» Your goal
All lines in the records below with the word "this" must be returned.

» Records shown
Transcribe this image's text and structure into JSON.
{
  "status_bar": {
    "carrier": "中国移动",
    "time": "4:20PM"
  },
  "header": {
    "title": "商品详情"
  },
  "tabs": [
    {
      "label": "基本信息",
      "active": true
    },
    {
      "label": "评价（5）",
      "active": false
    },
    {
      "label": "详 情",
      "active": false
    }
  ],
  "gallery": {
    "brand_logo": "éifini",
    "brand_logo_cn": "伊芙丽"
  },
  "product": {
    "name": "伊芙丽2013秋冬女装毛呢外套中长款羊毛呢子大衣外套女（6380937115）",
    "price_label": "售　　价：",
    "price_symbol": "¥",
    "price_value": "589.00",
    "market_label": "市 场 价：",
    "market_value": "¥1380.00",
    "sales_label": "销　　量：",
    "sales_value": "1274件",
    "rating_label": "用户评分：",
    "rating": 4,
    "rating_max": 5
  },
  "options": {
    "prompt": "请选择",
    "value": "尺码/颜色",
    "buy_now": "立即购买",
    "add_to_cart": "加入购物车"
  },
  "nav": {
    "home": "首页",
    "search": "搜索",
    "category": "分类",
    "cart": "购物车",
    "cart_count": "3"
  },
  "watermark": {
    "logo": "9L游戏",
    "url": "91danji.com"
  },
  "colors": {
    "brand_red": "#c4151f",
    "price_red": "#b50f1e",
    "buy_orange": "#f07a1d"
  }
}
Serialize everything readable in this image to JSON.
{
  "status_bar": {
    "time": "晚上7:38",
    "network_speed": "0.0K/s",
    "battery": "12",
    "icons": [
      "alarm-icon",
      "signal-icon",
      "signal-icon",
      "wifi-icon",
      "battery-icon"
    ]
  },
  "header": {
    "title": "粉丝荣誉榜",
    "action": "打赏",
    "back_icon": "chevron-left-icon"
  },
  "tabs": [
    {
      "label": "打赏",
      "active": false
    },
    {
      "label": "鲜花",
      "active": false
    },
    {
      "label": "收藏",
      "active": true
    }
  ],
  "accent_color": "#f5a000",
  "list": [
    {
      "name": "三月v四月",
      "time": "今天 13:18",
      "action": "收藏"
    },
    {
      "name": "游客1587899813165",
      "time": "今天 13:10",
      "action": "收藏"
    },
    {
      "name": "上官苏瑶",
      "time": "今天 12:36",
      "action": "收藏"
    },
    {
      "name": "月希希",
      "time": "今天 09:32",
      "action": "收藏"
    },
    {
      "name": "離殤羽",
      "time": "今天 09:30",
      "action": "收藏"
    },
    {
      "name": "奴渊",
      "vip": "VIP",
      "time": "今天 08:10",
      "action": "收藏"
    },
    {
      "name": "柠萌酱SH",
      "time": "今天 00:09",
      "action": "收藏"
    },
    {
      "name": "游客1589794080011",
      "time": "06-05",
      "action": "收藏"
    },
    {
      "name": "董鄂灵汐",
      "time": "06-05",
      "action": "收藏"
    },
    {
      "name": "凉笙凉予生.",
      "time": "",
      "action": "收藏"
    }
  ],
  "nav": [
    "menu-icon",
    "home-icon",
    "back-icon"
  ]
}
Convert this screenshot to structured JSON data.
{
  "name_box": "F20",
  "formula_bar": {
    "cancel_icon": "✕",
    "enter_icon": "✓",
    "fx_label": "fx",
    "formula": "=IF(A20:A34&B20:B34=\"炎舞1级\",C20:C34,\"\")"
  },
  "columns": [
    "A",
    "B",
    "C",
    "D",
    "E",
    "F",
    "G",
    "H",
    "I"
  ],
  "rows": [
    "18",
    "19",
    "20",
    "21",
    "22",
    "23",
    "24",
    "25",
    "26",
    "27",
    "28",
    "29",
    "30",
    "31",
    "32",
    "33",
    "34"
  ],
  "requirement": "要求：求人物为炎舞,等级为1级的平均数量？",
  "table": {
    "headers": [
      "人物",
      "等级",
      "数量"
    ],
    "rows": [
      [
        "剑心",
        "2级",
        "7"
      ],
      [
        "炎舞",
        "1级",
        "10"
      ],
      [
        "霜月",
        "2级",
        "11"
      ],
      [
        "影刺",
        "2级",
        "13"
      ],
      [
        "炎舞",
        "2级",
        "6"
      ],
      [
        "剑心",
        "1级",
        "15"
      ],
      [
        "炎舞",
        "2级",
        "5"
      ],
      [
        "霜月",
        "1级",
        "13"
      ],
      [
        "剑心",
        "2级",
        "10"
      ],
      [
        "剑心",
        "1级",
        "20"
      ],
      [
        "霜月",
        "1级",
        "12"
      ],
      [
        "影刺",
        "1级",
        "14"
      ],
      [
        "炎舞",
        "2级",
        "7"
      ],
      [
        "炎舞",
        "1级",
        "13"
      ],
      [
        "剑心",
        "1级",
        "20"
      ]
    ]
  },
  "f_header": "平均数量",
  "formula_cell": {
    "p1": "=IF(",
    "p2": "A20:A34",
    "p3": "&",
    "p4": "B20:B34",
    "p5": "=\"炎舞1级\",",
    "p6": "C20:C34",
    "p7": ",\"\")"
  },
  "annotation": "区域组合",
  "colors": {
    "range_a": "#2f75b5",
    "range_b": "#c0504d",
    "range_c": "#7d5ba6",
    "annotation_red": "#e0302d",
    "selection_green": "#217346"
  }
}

» Exercise solution
Transcribe this image's text and structure into JSON.
Serialize everything readable in this image to JSON.
Convert this screenshot to structured JSON data.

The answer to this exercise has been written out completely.